LAST week the entire country had a chance to put its best foot forward as Manila played host to over 4,300 delegates attending the 45th Annual Meeting of the Board of Governors of the Asian Development Bank (ADB).
The last time the country organized a similar ADB event was in 2003. I don’t remember it generating as much excitement and activities as this recent ADB meet did.
Similarly, I put my best foot forward as well as I strove to cover the various press events, but promptly fell flat on my face—literally. I don’t know exactly know how it happened. One minute, Torrid (a media colleague) and I were strolling inside the media center, and a split-second later I was splayed on the floor, my entire mouth hitting the floor rather painfully, and my ego bruised as hell.
It happened so fast, and the only thought balloon I could come up with was “WTF?!?!” The second thought balloon was “Shet. Buti na lang walang gwapo.”
A little rewind here. Prior to this rather unforgettable ADB “event” (my own contribution to the entertainment of delegates), I arrived in a rush at the PICC, where the main activities were happening. I was running late for the first press briefing of the day, and I still had to get my delegate ID at the adjacent building.
By the time I was on my way to the first presser, I must’ve already looked like a baggage handler at the Naia. Aside from my regular handbag, which contains half of my house of course, I had an extra bag for my iPad and keyboard. The laptop bag also held a pair of flat sandals for the trip home, as I knew my feet in heels would not survive the long day. Then of course, there was the ADB swag bag as well which contained not only a booklet of event schedules, but little tokens of hospitality from the government as well as sponsors—a photo frame, a coaster made from capiz shell, ballpens, notebooks, a USB flash drive, to name a few.
So you can probably imagine how I had to wrestle with all that and try to look good as well in my business clothes and heels. I managed to survive the press briefing after walking a rather long distance to get to the venue (pant! pant!), then also the media luncheon after where the usual jokes flew among my fellow reporters across the dining table.
Going to the media center was the next challenge. Despite the various notices along the halls, the media center was still beyond our reach. We proceeded to ask a guard who seemed to have a general idea where it was—the third floor, he said—the same floor Torrid and I had been scouring. Duh.
Of course, when we finally found our way after some yellow-shirted ushers pointed us to the right direction, I decided that I wasn’t satisfied with just Torrid’s attention. I was greedy for my colleagues’ as well and promptly dived to the floor, trying to swim without water, and with my clothes on.
I can laugh about it now but seriously, those initial moments shook me up. And it seemed like I was on the floor forever, the people around too shocked as well to know what to do. There was just no way in hell I could do a Miriam Quiambao and immediately stand up flashing a wide Close-Up smile, because I was simply too weighed down by my three ginormous bags.

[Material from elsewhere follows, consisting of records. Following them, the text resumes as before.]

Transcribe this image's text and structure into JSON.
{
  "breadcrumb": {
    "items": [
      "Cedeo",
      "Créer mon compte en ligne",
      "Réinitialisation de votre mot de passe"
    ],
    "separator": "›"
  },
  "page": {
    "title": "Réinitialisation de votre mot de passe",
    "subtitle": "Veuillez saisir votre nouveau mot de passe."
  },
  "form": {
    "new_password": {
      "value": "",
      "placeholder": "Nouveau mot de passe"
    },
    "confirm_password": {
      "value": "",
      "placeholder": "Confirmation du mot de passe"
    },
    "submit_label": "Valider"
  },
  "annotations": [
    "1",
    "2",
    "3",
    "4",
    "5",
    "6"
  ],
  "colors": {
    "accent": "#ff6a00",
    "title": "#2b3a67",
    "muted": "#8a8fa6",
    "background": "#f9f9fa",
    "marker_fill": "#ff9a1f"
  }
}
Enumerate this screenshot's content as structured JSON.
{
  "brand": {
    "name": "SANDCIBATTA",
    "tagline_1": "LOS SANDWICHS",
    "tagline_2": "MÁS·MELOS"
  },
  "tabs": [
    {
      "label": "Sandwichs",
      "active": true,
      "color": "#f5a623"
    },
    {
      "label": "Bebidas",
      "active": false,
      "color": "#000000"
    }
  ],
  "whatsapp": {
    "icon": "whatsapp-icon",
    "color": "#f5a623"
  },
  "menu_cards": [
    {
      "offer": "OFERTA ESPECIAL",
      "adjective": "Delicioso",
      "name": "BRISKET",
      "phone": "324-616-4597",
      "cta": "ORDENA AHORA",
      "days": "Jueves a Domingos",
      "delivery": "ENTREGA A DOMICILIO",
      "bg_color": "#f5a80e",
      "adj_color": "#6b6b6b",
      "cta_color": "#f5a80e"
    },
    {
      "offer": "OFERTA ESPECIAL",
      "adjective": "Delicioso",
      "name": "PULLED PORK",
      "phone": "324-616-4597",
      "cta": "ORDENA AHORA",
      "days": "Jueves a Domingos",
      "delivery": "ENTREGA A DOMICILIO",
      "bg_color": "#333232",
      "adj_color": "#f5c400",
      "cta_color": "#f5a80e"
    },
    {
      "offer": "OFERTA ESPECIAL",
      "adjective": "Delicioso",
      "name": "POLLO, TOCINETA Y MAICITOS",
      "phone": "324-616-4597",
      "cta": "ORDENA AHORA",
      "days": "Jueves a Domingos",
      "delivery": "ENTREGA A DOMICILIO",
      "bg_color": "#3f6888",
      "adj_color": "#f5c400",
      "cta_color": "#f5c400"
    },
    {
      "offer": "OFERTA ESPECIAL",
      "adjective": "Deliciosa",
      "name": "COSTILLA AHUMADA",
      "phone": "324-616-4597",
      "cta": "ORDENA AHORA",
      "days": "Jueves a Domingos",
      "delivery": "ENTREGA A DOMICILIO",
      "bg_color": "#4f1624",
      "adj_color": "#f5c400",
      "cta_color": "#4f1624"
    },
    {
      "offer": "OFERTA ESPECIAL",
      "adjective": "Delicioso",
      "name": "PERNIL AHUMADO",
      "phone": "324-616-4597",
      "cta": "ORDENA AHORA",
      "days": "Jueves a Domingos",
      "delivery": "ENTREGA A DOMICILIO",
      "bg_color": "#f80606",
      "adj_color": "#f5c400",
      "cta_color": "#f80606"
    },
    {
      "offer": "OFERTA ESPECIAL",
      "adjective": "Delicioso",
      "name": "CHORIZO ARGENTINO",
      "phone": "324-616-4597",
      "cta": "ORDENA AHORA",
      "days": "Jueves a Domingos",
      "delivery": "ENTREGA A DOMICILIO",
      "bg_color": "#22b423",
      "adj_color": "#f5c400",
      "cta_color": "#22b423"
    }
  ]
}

Then I nervously giggled, amused at my predicament. Next thing I know, Torrid was helping me up, along with a waiter (I think), as the ADB media center folks expressed concern if I was okay. I asked some dude if I was bleeding, and he answered that I still looked like “a million bucks”. (Thank you, nameless ADB media person, for lifting my ego.)
My left arm hurt a little though, as I was assisted to a computer table where I plunked down by bags and sat still a bit shaken but with my wits finally about. With my left arm just hanging by my side, I proceeded to rush a few stories for my publications and my regular column, typing with only my right hand.
Of course, it happens to everyone, as a friend pointed out. It may not be as physical a tumble as what happened to me, but many of us do buckle under the weight of psychological stress, or our emotional baggage.
Problems involving our family, issues at work, or hiccups in our love life can trip us over. For a few, they can easily get up and dust themselves off with nary a dent to their self-esteem. For others, the spill can be more distressing—causing sleepless nights, loss of appetite, even depression.
When the latter happens, we must remember that we don’t have to work through the difficulties alone. I have found that in times of torment, there are quite a few people—close buddies or even family members—who are willing to help and assist us overcome our pain. All we need to do is reach out and accept their helping hand.
Sure, it may take a while to heal after one’s collapse, and the emotional scars will probably linger for a long time, but we have no choice but to get up and move forward. Doing otherwise condemns us to a bitter life full of resentments and grief-stricken misery, the capacity for any sort of happiness ultimately cut down.
No one wants to be around toxic people like that. And if we have any care at all about our mental or psychological health, rising after a terrible fall is the only antidote to any distress.
(Originally published in the BusinessMirror, May 11, 2012. My column Something Like Life, is published every Friday in the Life section in BM, Image from Kid clip art.)